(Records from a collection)
== Segment start ==

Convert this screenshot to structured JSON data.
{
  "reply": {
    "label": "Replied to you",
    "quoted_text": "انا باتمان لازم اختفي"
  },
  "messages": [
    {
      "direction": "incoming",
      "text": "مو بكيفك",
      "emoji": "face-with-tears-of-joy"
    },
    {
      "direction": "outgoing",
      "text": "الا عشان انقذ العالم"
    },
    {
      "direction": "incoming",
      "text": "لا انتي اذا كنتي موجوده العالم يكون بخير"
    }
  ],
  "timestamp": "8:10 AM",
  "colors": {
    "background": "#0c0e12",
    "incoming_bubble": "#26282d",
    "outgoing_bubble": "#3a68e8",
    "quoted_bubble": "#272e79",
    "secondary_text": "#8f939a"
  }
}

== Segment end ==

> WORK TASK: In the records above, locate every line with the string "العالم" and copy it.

> ANSWER TO THE EXERCISE:
      "text": "الا عشان انقذ العالم"
      "text": "لا انتي اذا كنتي موجوده العالم يكون بخير"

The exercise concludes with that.